Soon thereafter, the ‘Voluntary Registration and Regulation Ordinance, 2002’ was promulgated in order to control and regulate the admission of foreigners into the madrassas of Pakistan, and to keep a close tab on their activities. Sadly, these initiatives have been vociferously rejected by most of the madrassas, on the pretext that the ‘ulema’ want no State interference in the affairs of religious education.

A fresh endeavour to carry out madrassa reforms must not repeat the mistakes of our past. Our State must realise that promulgation of toothless laws, or the funding of spineless programmes, will not be sufficient in reclaiming the lost ground in the battle between modernity and conservatism. That those who have constructed their fiefdoms on the rhetoric of bigotry and religious violence will not surrender their hegemony over the Divine, simply because we ask them to. That the State’s policy of duplicity, which patronises certain sects and their madrassas, at the expense of others, will not succeed in uprooting the rhetoric of extremism. That the message of peace will remain unfulfilled so long as it is coloured by the green, black, and white turbans.

Any madrassa reform policy must find its way back to Ibn Sina’s lamp, which lit the path of a knowledge revolution in its time. And for this to happen, each of us must play a part in this larger jihad for knowledge and peace. Each of us will have to confront ideas of violence and sectarian religious divide through our words and our actions. Each one of us will have to educate ourselves not only in our respective modern fields, but also in the dialect of Islam that preaches truth and tranquillity before any other lesson.

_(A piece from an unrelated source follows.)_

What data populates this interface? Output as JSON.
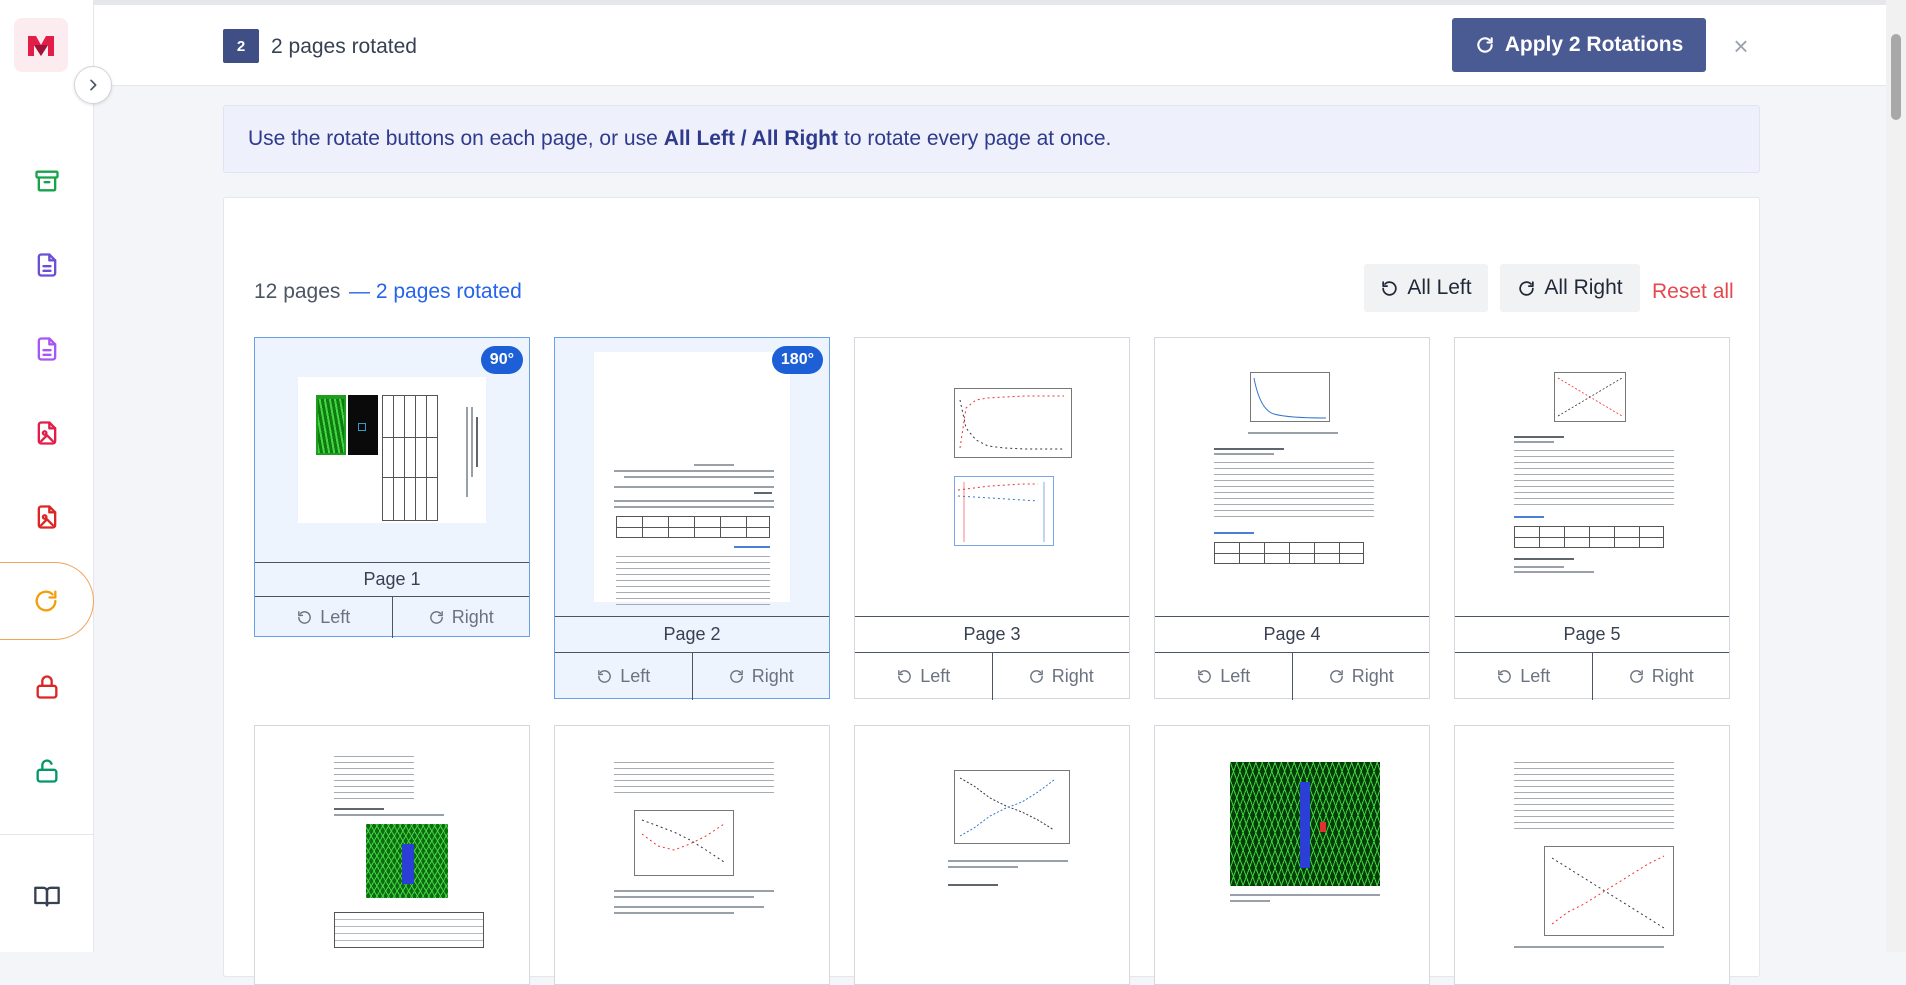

We will have to embody that undying spirit of learning (all learning) that rests at the heart of our religion whose first commandment was ‘Iqra’.

And till such time that we muster the courage to confront the madrassa culture, at every corner, every turn, every local mosque, and every rural madrassa, we cannot hope to redeem the lofty faith that our Creator has placed in us.